What is the number of lines below that contain the word "Ανάπτυξης"? Give only that number.

BEGIN

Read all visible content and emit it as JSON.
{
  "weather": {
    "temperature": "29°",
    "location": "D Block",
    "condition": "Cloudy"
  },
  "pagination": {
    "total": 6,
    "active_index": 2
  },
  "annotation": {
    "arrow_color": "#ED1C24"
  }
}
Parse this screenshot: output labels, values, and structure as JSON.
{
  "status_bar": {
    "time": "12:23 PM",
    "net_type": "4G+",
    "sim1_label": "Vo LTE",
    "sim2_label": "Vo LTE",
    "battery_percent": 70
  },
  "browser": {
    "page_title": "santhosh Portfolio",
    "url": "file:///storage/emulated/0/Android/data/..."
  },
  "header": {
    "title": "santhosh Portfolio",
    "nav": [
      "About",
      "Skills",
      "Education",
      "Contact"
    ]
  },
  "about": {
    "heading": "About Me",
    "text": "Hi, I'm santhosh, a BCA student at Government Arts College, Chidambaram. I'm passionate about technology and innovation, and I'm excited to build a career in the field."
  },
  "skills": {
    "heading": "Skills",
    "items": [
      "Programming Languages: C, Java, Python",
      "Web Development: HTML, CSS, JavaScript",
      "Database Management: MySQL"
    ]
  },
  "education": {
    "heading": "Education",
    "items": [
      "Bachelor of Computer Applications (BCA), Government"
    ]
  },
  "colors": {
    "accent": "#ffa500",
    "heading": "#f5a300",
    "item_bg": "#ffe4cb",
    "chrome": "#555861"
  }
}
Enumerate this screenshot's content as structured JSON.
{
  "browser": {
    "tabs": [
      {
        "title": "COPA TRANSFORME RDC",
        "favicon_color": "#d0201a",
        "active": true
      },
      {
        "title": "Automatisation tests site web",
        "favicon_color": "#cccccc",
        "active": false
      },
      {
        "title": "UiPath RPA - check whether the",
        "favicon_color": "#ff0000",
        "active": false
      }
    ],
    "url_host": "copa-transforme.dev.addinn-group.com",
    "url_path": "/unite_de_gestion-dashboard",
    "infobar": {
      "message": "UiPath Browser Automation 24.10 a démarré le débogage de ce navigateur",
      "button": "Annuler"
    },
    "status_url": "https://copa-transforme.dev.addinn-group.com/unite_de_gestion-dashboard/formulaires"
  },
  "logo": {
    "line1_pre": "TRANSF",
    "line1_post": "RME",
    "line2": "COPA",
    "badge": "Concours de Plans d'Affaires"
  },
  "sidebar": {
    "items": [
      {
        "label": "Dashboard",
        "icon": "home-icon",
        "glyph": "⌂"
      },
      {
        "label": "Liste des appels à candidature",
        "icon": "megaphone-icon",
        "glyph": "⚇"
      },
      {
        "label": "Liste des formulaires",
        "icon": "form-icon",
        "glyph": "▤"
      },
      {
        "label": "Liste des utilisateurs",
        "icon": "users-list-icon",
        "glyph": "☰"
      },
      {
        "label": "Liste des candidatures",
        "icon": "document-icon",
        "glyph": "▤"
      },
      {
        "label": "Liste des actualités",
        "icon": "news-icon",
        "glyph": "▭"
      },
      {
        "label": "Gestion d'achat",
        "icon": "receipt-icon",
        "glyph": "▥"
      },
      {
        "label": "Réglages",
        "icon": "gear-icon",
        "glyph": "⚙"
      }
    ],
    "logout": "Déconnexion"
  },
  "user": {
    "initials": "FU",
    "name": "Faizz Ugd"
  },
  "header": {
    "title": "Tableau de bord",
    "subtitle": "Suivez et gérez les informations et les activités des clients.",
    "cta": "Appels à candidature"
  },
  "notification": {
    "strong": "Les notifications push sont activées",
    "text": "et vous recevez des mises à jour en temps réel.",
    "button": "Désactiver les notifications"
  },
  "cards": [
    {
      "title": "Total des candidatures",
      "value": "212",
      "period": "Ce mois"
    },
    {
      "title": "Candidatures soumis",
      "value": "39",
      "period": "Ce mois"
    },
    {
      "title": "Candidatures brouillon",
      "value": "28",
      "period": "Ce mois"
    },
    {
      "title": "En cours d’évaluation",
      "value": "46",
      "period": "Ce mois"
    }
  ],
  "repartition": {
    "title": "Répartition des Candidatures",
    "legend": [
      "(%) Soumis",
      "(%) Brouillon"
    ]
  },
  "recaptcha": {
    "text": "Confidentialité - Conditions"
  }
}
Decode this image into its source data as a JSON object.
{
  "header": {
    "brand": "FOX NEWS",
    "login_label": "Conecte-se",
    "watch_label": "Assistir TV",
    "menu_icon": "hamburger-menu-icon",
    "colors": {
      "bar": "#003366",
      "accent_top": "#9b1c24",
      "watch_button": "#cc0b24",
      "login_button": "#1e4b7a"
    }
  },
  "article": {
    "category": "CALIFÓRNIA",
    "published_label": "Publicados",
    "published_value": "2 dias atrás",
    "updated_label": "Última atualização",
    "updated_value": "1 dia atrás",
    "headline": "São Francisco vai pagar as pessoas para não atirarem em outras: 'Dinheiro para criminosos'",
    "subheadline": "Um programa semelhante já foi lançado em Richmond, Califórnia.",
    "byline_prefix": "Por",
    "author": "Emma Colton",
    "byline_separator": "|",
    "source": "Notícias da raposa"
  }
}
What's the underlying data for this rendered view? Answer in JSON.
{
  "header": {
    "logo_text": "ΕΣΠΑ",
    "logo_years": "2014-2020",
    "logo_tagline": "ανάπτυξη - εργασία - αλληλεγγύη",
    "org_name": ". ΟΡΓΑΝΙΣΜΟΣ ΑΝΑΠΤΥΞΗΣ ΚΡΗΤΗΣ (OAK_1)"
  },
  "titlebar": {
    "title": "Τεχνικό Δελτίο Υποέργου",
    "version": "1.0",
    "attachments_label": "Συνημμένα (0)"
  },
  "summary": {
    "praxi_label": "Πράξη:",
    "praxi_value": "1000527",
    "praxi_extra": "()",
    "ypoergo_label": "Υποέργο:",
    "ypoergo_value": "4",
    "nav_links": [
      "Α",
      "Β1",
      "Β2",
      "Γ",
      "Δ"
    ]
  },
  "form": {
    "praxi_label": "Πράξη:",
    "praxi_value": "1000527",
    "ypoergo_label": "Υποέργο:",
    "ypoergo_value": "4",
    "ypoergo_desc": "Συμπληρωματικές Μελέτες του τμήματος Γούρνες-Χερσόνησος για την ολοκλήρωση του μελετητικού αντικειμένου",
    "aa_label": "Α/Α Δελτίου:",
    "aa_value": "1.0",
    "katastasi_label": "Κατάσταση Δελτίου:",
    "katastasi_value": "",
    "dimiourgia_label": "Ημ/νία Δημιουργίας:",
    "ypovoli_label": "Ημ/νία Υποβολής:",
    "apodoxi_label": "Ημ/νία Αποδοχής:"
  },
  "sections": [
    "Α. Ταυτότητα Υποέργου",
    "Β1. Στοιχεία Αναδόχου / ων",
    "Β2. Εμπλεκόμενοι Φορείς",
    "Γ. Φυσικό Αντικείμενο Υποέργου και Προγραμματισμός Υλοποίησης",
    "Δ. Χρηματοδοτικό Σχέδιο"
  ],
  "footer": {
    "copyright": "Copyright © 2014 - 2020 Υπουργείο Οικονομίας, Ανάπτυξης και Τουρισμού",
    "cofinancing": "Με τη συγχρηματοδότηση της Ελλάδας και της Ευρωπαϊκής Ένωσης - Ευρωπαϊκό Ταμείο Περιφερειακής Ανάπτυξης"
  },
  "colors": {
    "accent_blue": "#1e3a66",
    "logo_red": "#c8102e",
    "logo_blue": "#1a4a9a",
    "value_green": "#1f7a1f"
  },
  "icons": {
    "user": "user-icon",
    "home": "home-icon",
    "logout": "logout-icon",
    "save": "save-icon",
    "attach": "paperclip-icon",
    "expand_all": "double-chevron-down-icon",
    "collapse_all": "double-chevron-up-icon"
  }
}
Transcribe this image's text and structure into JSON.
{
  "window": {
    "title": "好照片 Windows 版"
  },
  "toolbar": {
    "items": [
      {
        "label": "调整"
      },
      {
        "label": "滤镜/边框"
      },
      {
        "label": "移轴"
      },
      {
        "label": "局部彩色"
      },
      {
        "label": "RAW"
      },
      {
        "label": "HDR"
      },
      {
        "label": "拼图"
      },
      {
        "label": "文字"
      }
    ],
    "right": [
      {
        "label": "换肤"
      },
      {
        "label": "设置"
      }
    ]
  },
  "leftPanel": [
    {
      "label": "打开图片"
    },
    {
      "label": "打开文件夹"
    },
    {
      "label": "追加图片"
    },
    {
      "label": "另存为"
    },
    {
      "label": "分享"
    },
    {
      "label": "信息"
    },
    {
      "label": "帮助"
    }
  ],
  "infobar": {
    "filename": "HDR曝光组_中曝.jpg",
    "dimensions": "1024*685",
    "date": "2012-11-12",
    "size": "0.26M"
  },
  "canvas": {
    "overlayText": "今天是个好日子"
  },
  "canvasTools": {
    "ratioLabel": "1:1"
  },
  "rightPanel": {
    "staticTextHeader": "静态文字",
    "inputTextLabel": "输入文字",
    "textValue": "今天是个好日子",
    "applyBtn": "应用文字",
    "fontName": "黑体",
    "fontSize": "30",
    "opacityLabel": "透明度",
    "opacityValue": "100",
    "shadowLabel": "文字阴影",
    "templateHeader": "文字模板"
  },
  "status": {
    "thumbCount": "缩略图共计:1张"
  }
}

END

■ EXPECTED ANSWER
2